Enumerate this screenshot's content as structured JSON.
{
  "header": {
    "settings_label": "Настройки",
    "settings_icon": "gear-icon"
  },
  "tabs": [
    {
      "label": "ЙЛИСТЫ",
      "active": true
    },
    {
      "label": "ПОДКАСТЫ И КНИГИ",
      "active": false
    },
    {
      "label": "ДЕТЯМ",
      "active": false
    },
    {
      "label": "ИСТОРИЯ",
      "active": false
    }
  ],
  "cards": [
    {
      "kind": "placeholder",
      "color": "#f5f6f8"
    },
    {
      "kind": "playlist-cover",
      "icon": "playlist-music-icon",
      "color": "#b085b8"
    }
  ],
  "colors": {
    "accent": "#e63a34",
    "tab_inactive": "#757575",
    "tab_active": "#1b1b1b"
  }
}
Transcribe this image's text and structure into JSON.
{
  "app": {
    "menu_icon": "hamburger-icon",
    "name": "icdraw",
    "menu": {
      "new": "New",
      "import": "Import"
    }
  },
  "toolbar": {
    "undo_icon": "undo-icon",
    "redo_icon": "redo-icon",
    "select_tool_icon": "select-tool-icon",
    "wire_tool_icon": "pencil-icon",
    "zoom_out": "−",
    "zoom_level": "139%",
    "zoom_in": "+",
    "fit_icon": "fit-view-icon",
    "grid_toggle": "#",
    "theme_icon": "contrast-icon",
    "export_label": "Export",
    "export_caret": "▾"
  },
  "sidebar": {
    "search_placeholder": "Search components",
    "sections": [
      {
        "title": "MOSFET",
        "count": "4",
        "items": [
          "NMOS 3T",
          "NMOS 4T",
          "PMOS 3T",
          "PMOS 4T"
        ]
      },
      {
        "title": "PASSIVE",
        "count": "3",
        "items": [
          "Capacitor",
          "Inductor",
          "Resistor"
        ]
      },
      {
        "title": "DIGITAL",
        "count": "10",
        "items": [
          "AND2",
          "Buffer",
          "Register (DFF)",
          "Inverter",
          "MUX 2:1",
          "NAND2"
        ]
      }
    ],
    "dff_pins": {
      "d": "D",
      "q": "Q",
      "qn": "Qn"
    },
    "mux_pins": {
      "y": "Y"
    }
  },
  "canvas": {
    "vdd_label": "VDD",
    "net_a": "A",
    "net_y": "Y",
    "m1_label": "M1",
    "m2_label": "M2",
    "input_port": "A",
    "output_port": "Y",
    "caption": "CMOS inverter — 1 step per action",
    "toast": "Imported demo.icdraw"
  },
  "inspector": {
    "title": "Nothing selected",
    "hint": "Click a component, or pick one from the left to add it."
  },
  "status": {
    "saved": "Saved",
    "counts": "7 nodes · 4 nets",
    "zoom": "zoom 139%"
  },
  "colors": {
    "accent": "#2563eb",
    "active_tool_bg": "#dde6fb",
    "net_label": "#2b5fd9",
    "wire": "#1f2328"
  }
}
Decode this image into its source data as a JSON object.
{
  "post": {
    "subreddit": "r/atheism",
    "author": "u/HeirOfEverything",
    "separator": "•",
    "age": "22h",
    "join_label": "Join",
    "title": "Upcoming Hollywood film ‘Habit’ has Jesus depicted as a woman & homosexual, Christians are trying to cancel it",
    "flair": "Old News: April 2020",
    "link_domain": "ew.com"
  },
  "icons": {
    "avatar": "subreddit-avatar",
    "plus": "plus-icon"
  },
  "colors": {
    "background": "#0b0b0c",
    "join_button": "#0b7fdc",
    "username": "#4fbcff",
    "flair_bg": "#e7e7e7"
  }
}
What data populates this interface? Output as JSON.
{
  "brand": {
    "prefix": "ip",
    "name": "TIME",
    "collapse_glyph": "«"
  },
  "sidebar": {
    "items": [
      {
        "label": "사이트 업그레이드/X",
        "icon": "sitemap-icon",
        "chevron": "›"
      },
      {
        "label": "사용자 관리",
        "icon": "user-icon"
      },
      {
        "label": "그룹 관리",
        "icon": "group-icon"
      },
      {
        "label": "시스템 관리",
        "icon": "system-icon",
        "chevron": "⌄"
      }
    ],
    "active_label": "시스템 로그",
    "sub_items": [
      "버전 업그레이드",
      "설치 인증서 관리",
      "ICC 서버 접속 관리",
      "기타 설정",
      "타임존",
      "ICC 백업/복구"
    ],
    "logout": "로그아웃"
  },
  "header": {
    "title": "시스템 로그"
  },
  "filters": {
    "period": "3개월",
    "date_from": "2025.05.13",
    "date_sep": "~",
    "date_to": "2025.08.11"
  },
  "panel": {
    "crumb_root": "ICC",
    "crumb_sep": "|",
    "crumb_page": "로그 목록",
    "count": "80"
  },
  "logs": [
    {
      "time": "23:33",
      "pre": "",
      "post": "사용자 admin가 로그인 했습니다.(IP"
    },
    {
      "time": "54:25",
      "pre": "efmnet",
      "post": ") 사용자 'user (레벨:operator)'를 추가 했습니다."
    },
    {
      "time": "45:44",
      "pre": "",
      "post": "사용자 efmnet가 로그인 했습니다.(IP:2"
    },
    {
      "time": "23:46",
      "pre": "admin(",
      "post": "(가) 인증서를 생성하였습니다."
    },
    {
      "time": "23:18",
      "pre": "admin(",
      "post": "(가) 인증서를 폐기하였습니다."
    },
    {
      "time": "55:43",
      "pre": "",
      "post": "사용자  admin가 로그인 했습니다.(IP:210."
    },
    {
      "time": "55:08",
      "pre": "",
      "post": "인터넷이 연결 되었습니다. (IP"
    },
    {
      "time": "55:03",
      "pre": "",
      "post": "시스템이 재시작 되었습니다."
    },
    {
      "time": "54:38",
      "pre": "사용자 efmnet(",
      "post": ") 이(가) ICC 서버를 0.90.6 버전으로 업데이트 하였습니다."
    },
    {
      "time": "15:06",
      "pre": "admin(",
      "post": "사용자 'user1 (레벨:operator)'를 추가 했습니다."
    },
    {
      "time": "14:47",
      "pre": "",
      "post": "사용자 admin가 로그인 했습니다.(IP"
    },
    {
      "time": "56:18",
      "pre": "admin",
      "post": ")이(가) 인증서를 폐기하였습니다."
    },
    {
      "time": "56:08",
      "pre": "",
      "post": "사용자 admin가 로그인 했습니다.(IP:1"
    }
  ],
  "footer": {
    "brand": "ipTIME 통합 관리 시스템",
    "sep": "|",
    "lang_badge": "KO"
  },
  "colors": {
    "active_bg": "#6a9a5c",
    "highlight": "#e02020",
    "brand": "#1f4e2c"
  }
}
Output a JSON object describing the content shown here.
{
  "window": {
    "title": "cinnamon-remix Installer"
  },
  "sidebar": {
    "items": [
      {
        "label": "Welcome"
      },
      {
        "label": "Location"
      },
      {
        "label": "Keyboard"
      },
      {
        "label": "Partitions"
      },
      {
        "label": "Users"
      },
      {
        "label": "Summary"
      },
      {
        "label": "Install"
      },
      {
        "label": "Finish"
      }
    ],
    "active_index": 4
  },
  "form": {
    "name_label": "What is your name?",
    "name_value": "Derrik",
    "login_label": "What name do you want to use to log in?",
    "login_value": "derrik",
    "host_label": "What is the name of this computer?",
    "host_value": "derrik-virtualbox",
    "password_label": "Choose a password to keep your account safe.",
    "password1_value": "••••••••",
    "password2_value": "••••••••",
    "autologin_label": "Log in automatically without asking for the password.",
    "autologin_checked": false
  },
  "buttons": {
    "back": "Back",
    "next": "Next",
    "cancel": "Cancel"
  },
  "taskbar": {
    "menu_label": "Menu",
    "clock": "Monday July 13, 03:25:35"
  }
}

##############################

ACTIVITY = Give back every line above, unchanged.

YOUR RESPONSE =
Enumerate this screenshot's content as structured JSON.
{
  "header": {
    "settings_label": "Настройки",
    "settings_icon": "gear-icon"
  },
  "tabs": [
    {
      "label": "ЙЛИСТЫ",
      "active": true
    },
    {
      "label": "ПОДКАСТЫ И КНИГИ",
      "active": false
    },
    {
      "label": "ДЕТЯМ",
      "active": false
    },
    {
      "label": "ИСТОРИЯ",
      "active": false
    }
  ],
  "cards": [
    {
      "kind": "placeholder",
      "color": "#f5f6f8"
    },
    {
      "kind": "playlist-cover",
      "icon": "playlist-music-icon",
      "color": "#b085b8"
    }
  ],
  "colors": {
    "accent": "#e63a34",
    "tab_inactive": "#757575",
    "tab_active": "#1b1b1b"
  }
}
Transcribe this image's text and structure into JSON.
{
  "app": {
    "menu_icon": "hamburger-icon",
    "name": "icdraw",
    "menu": {
      "new": "New",
      "import": "Import"
    }
  },
  "toolbar": {
    "undo_icon": "undo-icon",
    "redo_icon": "redo-icon",
    "select_tool_icon": "select-tool-icon",
    "wire_tool_icon": "pencil-icon",
    "zoom_out": "−",
    "zoom_level": "139%",
    "zoom_in": "+",
    "fit_icon": "fit-view-icon",
    "grid_toggle": "#",
    "theme_icon": "contrast-icon",
    "export_label": "Export",
    "export_caret": "▾"
  },
  "sidebar": {
    "search_placeholder": "Search components",
    "sections": [
      {
        "title": "MOSFET",
        "count": "4",
        "items": [
          "NMOS 3T",
          "NMOS 4T",
          "PMOS 3T",
          "PMOS 4T"
        ]
      },
      {
        "title": "PASSIVE",
        "count": "3",
        "items": [
          "Capacitor",
          "Inductor",
          "Resistor"
        ]
      },
      {
        "title": "DIGITAL",
        "count": "10",
        "items": [
          "AND2",
          "Buffer",
          "Register (DFF)",
          "Inverter",
          "MUX 2:1",
          "NAND2"
        ]
      }
    ],
    "dff_pins": {
      "d": "D",
      "q": "Q",
      "qn": "Qn"
    },
    "mux_pins": {
      "y": "Y"
    }
  },
  "canvas": {
    "vdd_label": "VDD",
    "net_a": "A",
    "net_y": "Y",
    "m1_label": "M1",
    "m2_label": "M2",
    "input_port": "A",
    "output_port": "Y",
    "caption": "CMOS inverter — 1 step per action",
    "toast": "Imported demo.icdraw"
  },
  "inspector": {
    "title": "Nothing selected",
    "hint": "Click a component, or pick one from the left to add it."
  },
  "status": {
    "saved": "Saved",
    "counts": "7 nodes · 4 nets",
    "zoom": "zoom 139%"
  },
  "colors": {
    "accent": "#2563eb",
    "active_tool_bg": "#dde6fb",
    "net_label": "#2b5fd9",
    "wire": "#1f2328"
  }
}
Decode this image into its source data as a JSON object.
{
  "post": {
    "subreddit": "r/atheism",
    "author": "u/HeirOfEverything",
    "separator": "•",
    "age": "22h",
    "join_label": "Join",
    "title": "Upcoming Hollywood film ‘Habit’ has Jesus depicted as a woman & homosexual, Christians are trying to cancel it",
    "flair": "Old News: April 2020",
    "link_domain": "ew.com"
  },
  "icons": {
    "avatar": "subreddit-avatar",
    "plus": "plus-icon"
  },
  "colors": {
    "background": "#0b0b0c",
    "join_button": "#0b7fdc",
    "username": "#4fbcff",
    "flair_bg": "#e7e7e7"
  }
}
What data populates this interface? Output as JSON.
{
  "brand": {
    "prefix": "ip",
    "name": "TIME",
    "collapse_glyph": "«"
  },
  "sidebar": {
    "items": [
      {
        "label": "사이트 업그레이드/X",
        "icon": "sitemap-icon",
        "chevron": "›"
      },
      {
        "label": "사용자 관리",
        "icon": "user-icon"
      },
      {
        "label": "그룹 관리",
        "icon": "group-icon"
      },
      {
        "label": "시스템 관리",
        "icon": "system-icon",
        "chevron": "⌄"
      }
    ],
    "active_label": "시스템 로그",
    "sub_items": [
      "버전 업그레이드",
      "설치 인증서 관리",
      "ICC 서버 접속 관리",
      "기타 설정",
      "타임존",
      "ICC 백업/복구"
    ],
    "logout": "로그아웃"
  },
  "header": {
    "title": "시스템 로그"
  },
  "filters": {
    "period": "3개월",
    "date_from": "2025.05.13",
    "date_sep": "~",
    "date_to": "2025.08.11"
  },
  "panel": {
    "crumb_root": "ICC",
    "crumb_sep": "|",
    "crumb_page": "로그 목록",
    "count": "80"
  },
  "logs": [
    {
      "time": "23:33",
      "pre": "",
      "post": "사용자 admin가 로그인 했습니다.(IP"
    },
    {
      "time": "54:25",
      "pre": "efmnet",
      "post": ") 사용자 'user (레벨:operator)'를 추가 했습니다."
    },
    {
      "time": "45:44",
      "pre": "",
      "post": "사용자 efmnet가 로그인 했습니다.(IP:2"
    },
    {
      "time": "23:46",
      "pre": "admin(",
      "post": "(가) 인증서를 생성하였습니다."
    },
    {
      "time": "23:18",
      "pre": "admin(",
      "post": "(가) 인증서를 폐기하였습니다."
    },
    {
      "time": "55:43",
      "pre": "",
      "post": "사용자  admin가 로그인 했습니다.(IP:210."
    },
    {
      "time": "55:08",
      "pre": "",
      "post": "인터넷이 연결 되었습니다. (IP"
    },
    {
      "time": "55:03",
      "pre": "",
      "post": "시스템이 재시작 되었습니다."
    },
    {
      "time": "54:38",
      "pre": "사용자 efmnet(",
      "post": ") 이(가) ICC 서버를 0.90.6 버전으로 업데이트 하였습니다."
    },
    {
      "time": "15:06",
      "pre": "admin(",
      "post": "사용자 'user1 (레벨:operator)'를 추가 했습니다."
    },
    {
      "time": "14:47",
      "pre": "",
      "post": "사용자 admin가 로그인 했습니다.(IP"
    },
    {
      "time": "56:18",
      "pre": "admin",
      "post": ")이(가) 인증서를 폐기하였습니다."
    },
    {
      "time": "56:08",
      "pre": "",
      "post": "사용자 admin가 로그인 했습니다.(IP:1"
    }
  ],
  "footer": {
    "brand": "ipTIME 통합 관리 시스템",
    "sep": "|",
    "lang_badge": "KO"
  },
  "colors": {
    "active_bg": "#6a9a5c",
    "highlight": "#e02020",
    "brand": "#1f4e2c"
  }
}
Output a JSON object describing the content shown here.
{
  "window": {
    "title": "cinnamon-remix Installer"
  },
  "sidebar": {
    "items": [
      {
        "label": "Welcome"
      },
      {
        "label": "Location"
      },
      {
        "label": "Keyboard"
      },
      {
        "label": "Partitions"
      },
      {
        "label": "Users"
      },
      {
        "label": "Summary"
      },
      {
        "label": "Install"
      },
      {
        "label": "Finish"
      }
    ],
    "active_index": 4
  },
  "form": {
    "name_label": "What is your name?",
    "name_value": "Derrik",
    "login_label": "What name do you want to use to log in?",
    "login_value": "derrik",
    "host_label": "What is the name of this computer?",
    "host_value": "derrik-virtualbox",
    "password_label": "Choose a password to keep your account safe.",
    "password1_value": "••••••••",
    "password2_value": "••••••••",
    "autologin_label": "Log in automatically without asking for the password.",
    "autologin_checked": false
  },
  "buttons": {
    "back": "Back",
    "next": "Next",
    "cancel": "Cancel"
  },
  "taskbar": {
    "menu_label": "Menu",
    "clock": "Monday July 13, 03:25:35"
  }
}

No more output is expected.